Your assignment => When you copy the entries, keep every word exactly as it is and drop the images.

Stored items:
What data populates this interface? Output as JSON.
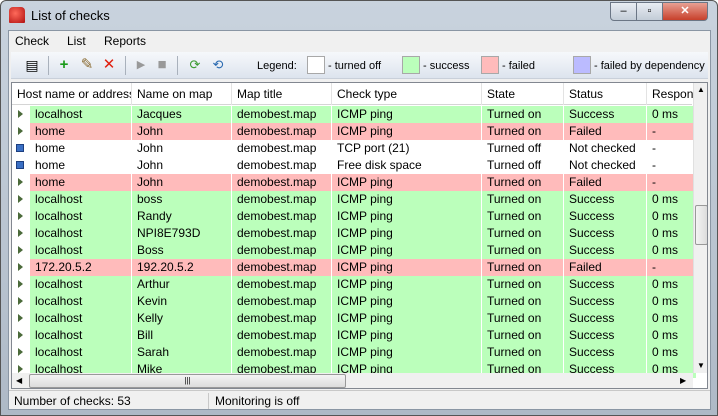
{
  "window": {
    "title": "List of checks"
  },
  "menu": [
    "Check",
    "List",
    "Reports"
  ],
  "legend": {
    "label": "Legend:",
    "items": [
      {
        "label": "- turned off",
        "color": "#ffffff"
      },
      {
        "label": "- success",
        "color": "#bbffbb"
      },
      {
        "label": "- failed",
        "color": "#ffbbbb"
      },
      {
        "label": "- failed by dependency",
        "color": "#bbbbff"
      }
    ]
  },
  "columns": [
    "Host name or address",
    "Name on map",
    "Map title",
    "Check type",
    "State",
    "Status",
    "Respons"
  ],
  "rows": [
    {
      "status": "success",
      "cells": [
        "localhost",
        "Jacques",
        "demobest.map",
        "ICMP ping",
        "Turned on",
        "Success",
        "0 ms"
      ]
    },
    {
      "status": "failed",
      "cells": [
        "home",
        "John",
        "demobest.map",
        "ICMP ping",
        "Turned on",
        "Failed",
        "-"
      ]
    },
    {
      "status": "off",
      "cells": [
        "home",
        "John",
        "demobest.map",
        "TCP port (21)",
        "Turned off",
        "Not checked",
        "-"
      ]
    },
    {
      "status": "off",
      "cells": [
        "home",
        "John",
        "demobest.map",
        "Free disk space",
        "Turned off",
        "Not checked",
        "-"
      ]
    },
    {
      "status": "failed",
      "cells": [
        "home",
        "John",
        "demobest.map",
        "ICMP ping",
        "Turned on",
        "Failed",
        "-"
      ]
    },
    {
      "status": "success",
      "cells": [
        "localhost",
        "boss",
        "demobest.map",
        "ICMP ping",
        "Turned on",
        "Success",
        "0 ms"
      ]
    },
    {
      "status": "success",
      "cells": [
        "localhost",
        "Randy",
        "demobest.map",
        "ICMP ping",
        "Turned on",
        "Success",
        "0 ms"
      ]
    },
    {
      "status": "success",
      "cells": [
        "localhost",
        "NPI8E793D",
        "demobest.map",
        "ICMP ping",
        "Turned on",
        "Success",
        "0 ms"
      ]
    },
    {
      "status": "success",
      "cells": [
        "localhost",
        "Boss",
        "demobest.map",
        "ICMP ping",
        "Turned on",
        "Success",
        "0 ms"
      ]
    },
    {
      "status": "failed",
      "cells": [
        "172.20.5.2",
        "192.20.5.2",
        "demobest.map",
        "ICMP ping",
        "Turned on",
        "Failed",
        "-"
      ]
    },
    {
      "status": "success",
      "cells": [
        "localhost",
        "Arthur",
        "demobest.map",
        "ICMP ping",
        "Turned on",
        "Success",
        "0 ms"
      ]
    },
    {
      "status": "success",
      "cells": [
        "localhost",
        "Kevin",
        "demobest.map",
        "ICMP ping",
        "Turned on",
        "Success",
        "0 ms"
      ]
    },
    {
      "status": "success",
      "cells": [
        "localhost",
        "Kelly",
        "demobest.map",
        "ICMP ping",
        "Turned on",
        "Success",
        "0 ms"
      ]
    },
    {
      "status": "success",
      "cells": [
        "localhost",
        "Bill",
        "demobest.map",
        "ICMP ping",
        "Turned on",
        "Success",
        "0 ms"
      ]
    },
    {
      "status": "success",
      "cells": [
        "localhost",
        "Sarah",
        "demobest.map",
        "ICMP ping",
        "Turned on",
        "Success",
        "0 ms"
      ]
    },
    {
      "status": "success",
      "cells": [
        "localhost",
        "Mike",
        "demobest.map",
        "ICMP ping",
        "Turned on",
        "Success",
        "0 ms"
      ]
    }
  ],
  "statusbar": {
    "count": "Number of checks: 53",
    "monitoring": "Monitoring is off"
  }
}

Result =>
What data populates this interface? Output as JSON.
{
  "window": {
    "title": "List of checks"
  },
  "menu": [
    "Check",
    "List",
    "Reports"
  ],
  "legend": {
    "label": "Legend:",
    "items": [
      {
        "label": "- turned off",
        "color": "#ffffff"
      },
      {
        "label": "- success",
        "color": "#bbffbb"
      },
      {
        "label": "- failed",
        "color": "#ffbbbb"
      },
      {
        "label": "- failed by dependency",
        "color": "#bbbbff"
      }
    ]
  },
  "columns": [
    "Host name or address",
    "Name on map",
    "Map title",
    "Check type",
    "State",
    "Status",
    "Respons"
  ],
  "rows": [
    {
      "status": "success",
      "cells": [
        "localhost",
        "Jacques",
        "demobest.map",
        "ICMP ping",
        "Turned on",
        "Success",
        "0 ms"
      ]
    },
    {
      "status": "failed",
      "cells": [
        "home",
        "John",
        "demobest.map",
        "ICMP ping",
        "Turned on",
        "Failed",
        "-"
      ]
    },
    {
      "status": "off",
      "cells": [
        "home",
        "John",
        "demobest.map",
        "TCP port (21)",
        "Turned off",
        "Not checked",
        "-"
      ]
    },
    {
      "status": "off",
      "cells": [
        "home",
        "John",
        "demobest.map",
        "Free disk space",
        "Turned off",
        "Not checked",
        "-"
      ]
    },
    {
      "status": "failed",
      "cells": [
        "home",
        "John",
        "demobest.map",
        "ICMP ping",
        "Turned on",
        "Failed",
        "-"
      ]
    },
    {
      "status": "success",
      "cells": [
        "localhost",
        "boss",
        "demobest.map",
        "ICMP ping",
        "Turned on",
        "Success",
        "0 ms"
      ]
    },
    {
      "status": "success",
      "cells": [
        "localhost",
        "Randy",
        "demobest.map",
        "ICMP ping",
        "Turned on",
        "Success",
        "0 ms"
      ]
    },
    {
      "status": "success",
      "cells": [
        "localhost",
        "NPI8E793D",
        "demobest.map",
        "ICMP ping",
        "Turned on",
        "Success",
        "0 ms"
      ]
    },
    {
      "status": "success",
      "cells": [
        "localhost",
        "Boss",
        "demobest.map",
        "ICMP ping",
        "Turned on",
        "Success",
        "0 ms"
      ]
    },
    {
      "status": "failed",
      "cells": [
        "172.20.5.2",
        "192.20.5.2",
        "demobest.map",
        "ICMP ping",
        "Turned on",
        "Failed",
        "-"
      ]
    },
    {
      "status": "success",
      "cells": [
        "localhost",
        "Arthur",
        "demobest.map",
        "ICMP ping",
        "Turned on",
        "Success",
        "0 ms"
      ]
    },
    {
      "status": "success",
      "cells": [
        "localhost",
        "Kevin",
        "demobest.map",
        "ICMP ping",
        "Turned on",
        "Success",
        "0 ms"
      ]
    },
    {
      "status": "success",
      "cells": [
        "localhost",
        "Kelly",
        "demobest.map",
        "ICMP ping",
        "Turned on",
        "Success",
        "0 ms"
      ]
    },
    {
      "status": "success",
      "cells": [
        "localhost",
        "Bill",
        "demobest.map",
        "ICMP ping",
        "Turned on",
        "Success",
        "0 ms"
      ]
    },
    {
      "status": "success",
      "cells": [
        "localhost",
        "Sarah",
        "demobest.map",
        "ICMP ping",
        "Turned on",
        "Success",
        "0 ms"
      ]
    },
    {
      "status": "success",
      "cells": [
        "localhost",
        "Mike",
        "demobest.map",
        "ICMP ping",
        "Turned on",
        "Success",
        "0 ms"
      ]
    }
  ],
  "statusbar": {
    "count": "Number of checks: 53",
    "monitoring": "Monitoring is off"
  }
}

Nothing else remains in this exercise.